So now I must commit myself to being disciplined with more than just food and exercise, but in overall Christlikeness in the way I think, speak, act and live. Moreover, the latter is far more important than the former. After all, “while bodily training is of some value, godliness is of value in every way, as it holds promise for the present life and also for the life to come” (1 Tim 4:7-8).
While bodily training is of some value, godliness is of value in every way, as it holds promise for the present life and also for the life to come
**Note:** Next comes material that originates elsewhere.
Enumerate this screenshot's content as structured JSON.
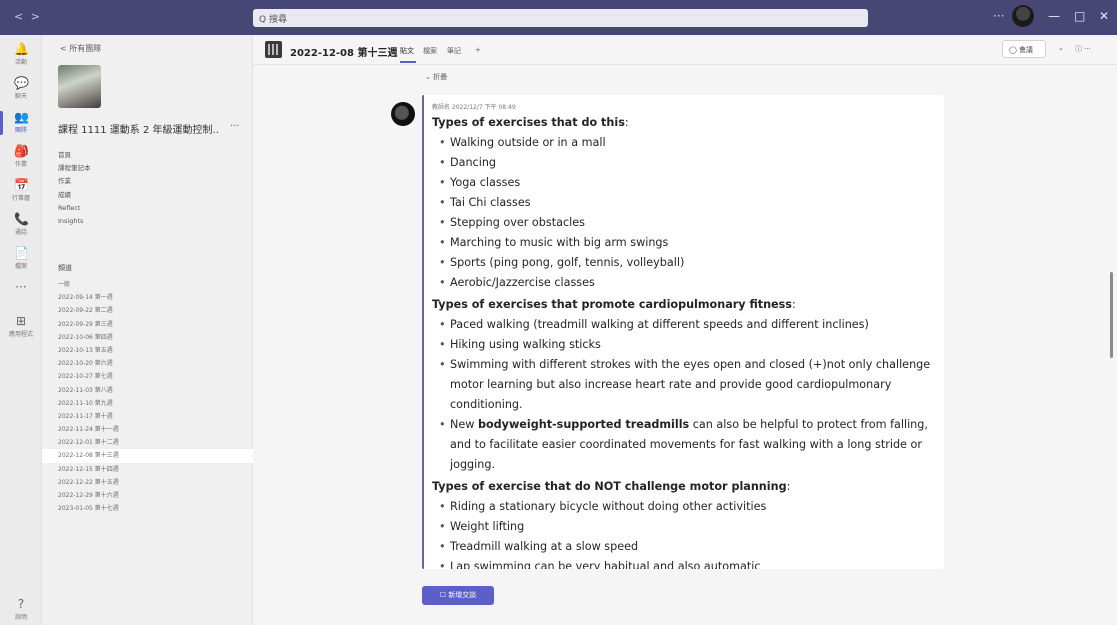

As I pursue discipline in food, fitness and godliness, my striving can flow from the knowledge of God’s saving grace. I no longer need to work hard to maintain my identity or to win favour from others; I can look to Jesus and be confident that I have attained favour with God, a much more impressive feat.
This New Year
With a new year now upon us, we may have set goals for ourselves surrounding healthier food and fitness choices. These are commendable goals which will require, and hopefully produce, the sweet virtue of hard work and discipline. Yet we make these plans as those whose discipline has been redeemed by Christ. So my prayer for us Christians is two-fold. Firstly, that in the process of building discipline—regardless of which area of our lives—we will remember the eternal and unconditional grace Christ has won for us, even when we fail in our efforts. Secondly, as we rest secure in our Saviour Jesus, may our greatest desire and commitment be to train ourselves for godliness, seeking to live lives worthy of the gospel (Phil 1:27).